» **Exercise aim**: Within the material below, find each line bearing the word "whole" and present it.
....
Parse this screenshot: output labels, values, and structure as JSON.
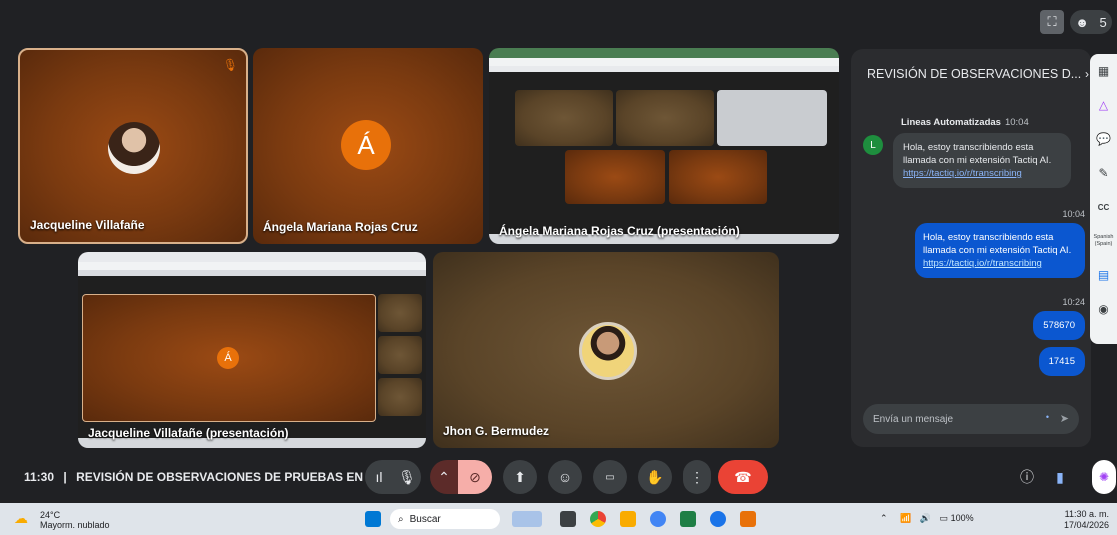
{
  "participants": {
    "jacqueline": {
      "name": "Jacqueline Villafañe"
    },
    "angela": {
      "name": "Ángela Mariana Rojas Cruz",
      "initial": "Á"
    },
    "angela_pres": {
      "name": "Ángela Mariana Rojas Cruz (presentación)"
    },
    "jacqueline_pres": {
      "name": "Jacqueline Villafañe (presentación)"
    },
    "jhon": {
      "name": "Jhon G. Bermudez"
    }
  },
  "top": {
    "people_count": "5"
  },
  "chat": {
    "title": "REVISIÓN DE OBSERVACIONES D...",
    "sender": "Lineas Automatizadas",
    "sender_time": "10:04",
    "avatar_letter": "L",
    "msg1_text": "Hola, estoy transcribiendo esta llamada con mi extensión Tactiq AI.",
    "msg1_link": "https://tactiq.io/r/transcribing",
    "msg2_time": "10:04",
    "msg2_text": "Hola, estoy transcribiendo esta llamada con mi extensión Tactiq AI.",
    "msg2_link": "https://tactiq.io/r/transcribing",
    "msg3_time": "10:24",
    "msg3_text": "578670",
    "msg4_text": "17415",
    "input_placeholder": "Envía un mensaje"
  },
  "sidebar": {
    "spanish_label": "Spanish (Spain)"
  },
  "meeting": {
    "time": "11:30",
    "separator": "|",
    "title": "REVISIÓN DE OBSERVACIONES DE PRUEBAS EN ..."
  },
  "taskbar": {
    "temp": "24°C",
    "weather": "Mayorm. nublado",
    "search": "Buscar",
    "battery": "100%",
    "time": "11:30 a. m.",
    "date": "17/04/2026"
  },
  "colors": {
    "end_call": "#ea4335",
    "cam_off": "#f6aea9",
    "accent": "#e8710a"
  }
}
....
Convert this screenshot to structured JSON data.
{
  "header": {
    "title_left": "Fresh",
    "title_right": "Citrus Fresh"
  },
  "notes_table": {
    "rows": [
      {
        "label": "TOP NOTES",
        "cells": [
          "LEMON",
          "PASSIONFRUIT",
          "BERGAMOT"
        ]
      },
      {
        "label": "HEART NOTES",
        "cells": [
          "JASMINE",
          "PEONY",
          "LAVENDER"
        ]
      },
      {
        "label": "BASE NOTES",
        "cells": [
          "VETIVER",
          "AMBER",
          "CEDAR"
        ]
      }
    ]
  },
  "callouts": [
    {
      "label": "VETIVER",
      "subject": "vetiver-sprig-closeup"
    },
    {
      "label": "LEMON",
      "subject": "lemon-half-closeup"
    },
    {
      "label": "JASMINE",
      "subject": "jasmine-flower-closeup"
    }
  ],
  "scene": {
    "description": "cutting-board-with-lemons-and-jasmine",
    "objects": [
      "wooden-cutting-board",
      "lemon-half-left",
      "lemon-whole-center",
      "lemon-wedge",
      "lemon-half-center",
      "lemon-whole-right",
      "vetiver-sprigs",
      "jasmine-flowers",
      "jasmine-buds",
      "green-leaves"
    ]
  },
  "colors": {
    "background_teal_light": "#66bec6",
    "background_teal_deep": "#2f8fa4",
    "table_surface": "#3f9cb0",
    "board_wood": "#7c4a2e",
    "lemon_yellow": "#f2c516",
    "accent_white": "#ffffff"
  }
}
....
» **Expected output**:
      "lemon-whole-center",
      "lemon-whole-right",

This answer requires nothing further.